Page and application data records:

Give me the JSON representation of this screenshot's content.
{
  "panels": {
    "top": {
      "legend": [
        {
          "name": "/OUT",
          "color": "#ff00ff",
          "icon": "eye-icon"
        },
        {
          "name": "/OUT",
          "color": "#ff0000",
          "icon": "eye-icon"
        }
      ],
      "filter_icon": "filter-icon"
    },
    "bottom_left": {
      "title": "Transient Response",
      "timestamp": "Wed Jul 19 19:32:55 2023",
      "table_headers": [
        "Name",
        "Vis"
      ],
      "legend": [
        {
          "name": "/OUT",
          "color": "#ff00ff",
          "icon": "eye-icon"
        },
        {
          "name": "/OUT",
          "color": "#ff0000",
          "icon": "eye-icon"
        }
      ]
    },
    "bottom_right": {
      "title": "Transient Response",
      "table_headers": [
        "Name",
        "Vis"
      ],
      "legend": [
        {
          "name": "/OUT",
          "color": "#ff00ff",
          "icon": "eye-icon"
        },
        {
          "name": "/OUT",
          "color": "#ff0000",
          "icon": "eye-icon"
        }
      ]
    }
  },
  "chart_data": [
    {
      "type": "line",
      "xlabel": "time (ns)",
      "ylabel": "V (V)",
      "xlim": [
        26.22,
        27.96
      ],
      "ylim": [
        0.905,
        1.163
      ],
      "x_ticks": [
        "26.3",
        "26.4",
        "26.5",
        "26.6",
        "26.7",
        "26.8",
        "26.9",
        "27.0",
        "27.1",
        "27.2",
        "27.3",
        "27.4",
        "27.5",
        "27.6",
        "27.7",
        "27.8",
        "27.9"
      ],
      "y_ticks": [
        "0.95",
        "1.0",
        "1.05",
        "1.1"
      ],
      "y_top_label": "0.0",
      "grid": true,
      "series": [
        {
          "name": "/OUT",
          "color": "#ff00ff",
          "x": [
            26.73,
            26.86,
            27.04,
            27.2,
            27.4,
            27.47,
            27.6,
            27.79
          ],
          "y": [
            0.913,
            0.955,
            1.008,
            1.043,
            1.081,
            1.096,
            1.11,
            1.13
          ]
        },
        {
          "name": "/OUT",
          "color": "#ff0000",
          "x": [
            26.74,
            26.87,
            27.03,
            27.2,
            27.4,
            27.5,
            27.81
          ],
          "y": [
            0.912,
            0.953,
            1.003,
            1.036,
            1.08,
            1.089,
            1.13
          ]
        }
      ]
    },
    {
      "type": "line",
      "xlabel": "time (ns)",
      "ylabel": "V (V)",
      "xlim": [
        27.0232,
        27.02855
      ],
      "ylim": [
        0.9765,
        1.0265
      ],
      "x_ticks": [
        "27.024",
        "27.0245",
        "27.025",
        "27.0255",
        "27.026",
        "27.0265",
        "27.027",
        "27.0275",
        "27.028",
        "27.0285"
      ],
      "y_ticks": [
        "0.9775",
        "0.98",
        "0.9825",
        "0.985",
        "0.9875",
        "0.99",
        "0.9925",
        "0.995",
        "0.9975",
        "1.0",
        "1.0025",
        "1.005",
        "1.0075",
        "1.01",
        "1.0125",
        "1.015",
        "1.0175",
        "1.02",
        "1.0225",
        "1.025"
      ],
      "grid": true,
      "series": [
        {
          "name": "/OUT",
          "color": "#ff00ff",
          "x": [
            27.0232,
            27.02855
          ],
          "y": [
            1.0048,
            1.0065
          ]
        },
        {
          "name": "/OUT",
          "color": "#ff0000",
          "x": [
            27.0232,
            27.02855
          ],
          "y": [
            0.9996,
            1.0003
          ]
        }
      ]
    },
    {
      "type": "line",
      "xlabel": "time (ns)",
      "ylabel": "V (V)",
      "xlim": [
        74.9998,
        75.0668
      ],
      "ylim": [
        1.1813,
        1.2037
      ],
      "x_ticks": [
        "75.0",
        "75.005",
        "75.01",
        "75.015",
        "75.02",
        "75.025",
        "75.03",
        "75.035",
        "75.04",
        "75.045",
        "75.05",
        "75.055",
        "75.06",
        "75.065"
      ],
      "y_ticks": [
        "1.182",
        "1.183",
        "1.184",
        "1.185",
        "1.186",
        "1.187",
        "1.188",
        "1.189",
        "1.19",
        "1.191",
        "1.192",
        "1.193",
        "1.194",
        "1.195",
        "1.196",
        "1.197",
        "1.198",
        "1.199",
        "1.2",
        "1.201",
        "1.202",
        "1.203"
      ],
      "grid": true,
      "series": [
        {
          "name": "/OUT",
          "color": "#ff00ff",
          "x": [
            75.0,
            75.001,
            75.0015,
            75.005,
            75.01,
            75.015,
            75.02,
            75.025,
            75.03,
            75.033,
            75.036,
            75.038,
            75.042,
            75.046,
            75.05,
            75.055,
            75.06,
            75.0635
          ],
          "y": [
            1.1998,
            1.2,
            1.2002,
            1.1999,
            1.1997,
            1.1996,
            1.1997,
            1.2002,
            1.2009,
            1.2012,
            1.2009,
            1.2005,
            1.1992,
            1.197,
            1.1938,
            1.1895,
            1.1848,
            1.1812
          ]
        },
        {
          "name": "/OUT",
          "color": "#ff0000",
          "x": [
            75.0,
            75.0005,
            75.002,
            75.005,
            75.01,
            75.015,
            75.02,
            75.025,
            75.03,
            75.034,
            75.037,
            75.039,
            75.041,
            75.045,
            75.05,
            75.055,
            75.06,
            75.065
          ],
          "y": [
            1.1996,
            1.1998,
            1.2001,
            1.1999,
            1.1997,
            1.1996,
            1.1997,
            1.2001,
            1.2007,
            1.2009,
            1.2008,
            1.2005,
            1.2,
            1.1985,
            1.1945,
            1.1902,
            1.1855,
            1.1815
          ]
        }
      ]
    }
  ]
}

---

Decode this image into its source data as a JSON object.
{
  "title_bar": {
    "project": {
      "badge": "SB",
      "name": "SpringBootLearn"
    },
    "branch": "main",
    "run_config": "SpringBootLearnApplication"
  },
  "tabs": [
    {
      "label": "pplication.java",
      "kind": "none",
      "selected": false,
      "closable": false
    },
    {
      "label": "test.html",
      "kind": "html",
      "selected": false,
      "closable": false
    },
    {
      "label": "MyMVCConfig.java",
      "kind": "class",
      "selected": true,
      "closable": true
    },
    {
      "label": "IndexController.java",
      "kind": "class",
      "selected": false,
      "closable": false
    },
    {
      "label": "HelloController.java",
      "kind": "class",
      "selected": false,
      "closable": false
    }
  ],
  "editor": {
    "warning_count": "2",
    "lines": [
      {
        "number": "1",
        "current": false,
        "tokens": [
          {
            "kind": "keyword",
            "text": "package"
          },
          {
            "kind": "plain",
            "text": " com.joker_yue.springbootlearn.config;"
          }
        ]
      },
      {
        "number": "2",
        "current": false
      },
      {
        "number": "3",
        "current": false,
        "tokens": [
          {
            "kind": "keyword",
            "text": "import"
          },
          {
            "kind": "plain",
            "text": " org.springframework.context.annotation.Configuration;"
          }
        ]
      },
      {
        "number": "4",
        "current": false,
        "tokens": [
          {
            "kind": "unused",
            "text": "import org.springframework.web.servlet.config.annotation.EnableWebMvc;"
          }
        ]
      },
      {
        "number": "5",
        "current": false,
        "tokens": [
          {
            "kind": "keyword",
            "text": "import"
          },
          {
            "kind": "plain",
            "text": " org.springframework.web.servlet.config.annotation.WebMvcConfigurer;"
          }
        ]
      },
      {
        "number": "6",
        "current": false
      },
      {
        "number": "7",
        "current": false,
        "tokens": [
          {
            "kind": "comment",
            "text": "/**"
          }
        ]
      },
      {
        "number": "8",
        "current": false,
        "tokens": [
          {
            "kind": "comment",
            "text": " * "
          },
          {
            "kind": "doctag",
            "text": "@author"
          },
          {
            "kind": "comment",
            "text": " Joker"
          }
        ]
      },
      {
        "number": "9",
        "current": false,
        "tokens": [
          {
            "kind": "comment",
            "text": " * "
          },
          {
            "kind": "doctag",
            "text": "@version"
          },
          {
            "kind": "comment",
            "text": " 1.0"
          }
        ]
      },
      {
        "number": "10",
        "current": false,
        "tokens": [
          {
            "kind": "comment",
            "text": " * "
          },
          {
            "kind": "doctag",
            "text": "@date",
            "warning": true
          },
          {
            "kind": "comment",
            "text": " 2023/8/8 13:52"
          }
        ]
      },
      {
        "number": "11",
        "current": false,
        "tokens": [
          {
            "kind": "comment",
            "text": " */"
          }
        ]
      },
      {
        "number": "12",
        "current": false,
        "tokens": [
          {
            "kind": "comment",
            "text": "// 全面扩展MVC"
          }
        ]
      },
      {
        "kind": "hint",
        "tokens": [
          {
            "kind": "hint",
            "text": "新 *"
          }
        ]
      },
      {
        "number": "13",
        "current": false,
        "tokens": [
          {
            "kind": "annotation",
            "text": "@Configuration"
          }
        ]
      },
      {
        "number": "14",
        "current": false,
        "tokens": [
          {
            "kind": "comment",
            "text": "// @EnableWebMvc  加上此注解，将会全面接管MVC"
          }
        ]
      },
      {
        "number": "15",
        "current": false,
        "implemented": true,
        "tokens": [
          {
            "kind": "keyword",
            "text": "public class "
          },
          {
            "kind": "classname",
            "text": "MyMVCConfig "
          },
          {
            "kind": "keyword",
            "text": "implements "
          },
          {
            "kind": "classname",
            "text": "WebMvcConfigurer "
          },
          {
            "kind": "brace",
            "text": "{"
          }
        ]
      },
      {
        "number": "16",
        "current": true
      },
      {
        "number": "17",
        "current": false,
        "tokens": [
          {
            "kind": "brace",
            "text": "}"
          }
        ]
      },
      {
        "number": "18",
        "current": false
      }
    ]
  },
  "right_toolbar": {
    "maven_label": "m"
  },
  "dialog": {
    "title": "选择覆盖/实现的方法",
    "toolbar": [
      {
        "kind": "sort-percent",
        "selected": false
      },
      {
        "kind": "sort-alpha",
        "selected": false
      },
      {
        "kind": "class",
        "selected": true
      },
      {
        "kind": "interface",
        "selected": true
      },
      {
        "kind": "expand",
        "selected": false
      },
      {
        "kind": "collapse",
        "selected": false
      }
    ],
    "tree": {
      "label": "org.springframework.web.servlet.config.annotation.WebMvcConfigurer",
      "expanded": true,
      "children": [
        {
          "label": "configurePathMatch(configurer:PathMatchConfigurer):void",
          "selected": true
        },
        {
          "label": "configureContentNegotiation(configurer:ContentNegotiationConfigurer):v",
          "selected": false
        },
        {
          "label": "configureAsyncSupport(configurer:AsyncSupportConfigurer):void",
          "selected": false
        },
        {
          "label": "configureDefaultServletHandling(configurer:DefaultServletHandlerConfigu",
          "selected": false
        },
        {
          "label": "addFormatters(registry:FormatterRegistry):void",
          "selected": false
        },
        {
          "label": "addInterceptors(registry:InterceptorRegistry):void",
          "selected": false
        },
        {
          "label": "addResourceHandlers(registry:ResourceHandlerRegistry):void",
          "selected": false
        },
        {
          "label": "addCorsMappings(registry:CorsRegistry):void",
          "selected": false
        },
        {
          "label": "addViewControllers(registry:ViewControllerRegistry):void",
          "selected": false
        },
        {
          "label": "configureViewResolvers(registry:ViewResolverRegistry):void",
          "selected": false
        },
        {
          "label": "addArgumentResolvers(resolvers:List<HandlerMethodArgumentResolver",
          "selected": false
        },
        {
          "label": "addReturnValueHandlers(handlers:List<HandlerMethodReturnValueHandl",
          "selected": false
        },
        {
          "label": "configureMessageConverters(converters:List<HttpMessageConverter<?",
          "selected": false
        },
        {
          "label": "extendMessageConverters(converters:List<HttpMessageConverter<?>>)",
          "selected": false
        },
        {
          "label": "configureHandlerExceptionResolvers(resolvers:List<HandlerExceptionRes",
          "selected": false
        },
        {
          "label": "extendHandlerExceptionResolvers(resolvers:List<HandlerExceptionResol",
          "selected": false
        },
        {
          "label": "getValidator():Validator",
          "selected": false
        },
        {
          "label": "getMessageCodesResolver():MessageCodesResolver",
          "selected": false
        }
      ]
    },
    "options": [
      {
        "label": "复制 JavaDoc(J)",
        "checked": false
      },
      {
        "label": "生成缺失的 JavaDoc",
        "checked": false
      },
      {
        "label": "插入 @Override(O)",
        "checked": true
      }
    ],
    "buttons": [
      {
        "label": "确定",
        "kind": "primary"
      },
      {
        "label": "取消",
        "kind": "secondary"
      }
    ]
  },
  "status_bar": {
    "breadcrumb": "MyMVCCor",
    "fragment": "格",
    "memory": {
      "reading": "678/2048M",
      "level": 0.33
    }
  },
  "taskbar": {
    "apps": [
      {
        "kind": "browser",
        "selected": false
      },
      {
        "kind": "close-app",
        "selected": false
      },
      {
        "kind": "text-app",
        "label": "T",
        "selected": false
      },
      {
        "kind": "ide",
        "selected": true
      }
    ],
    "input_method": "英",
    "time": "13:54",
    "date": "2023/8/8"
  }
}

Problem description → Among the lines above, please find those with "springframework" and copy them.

Solution below →
            "text": " org.springframework.context.annotation.Configuration;"
            "text": "import org.springframework.web.servlet.config.annotation.EnableWebMvc;"
            "text": " org.springframework.web.servlet.config.annotation.WebMvcConfigurer;"
      "label": "org.springframework.web.servlet.config.annotation.WebMvcConfigurer",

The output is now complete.